EXERCISE
From the data below, return all lines holding the string "virtual".

*** Begin section ***

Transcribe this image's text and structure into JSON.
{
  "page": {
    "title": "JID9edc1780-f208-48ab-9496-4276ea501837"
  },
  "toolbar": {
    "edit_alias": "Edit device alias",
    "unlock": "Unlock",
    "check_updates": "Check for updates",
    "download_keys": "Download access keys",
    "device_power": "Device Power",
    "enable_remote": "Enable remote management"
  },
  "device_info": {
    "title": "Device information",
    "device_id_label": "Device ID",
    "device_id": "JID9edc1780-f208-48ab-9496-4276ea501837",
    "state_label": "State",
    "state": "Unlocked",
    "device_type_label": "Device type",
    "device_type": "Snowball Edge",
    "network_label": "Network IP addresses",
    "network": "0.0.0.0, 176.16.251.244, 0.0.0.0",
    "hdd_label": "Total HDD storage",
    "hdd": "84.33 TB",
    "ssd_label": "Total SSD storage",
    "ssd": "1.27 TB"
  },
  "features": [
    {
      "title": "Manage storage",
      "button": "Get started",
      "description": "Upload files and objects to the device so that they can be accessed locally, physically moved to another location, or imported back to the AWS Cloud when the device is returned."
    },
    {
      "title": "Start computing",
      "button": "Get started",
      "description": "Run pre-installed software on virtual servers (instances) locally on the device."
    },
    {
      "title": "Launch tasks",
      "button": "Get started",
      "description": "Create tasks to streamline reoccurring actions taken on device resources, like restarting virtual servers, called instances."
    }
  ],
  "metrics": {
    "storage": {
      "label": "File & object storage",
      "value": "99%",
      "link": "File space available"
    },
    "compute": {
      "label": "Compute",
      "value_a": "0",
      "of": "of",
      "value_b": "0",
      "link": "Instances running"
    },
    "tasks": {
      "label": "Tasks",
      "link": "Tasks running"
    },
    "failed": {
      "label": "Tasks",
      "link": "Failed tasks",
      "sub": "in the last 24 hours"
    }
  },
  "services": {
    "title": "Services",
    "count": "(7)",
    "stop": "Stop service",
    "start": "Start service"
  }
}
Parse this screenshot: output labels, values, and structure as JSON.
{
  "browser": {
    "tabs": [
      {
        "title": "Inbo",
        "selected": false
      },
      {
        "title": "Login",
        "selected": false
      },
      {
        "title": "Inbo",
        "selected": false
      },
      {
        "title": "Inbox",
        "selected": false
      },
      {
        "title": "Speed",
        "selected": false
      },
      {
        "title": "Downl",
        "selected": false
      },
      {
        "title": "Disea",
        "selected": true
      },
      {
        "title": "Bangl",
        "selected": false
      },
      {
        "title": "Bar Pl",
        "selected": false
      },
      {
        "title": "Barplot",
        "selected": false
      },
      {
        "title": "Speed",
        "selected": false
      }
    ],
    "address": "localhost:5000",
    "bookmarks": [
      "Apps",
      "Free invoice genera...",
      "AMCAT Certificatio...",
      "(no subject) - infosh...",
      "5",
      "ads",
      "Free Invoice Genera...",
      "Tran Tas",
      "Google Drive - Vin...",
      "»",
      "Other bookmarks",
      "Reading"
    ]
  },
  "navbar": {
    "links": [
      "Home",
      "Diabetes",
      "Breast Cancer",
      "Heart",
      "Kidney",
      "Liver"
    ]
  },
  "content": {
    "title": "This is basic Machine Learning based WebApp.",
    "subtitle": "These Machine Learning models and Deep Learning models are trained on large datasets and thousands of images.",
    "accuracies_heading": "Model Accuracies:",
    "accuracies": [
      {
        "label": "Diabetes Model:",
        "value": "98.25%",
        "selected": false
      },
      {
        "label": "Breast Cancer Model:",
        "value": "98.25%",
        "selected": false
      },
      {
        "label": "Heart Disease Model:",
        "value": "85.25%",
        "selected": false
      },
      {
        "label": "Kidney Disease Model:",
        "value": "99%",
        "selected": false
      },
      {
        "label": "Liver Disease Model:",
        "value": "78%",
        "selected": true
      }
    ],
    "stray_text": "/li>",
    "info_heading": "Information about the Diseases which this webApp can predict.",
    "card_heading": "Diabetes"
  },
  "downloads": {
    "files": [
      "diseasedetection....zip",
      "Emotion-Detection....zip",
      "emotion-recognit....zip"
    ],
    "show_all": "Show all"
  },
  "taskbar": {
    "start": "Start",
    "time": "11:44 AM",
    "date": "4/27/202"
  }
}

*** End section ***

ANSWER AREA
      "description": "Run pre-installed software on virtual servers (instances) locally on the device."
      "description": "Create tasks to streamline reoccurring actions taken on device resources, like restarting virtual servers, called instances."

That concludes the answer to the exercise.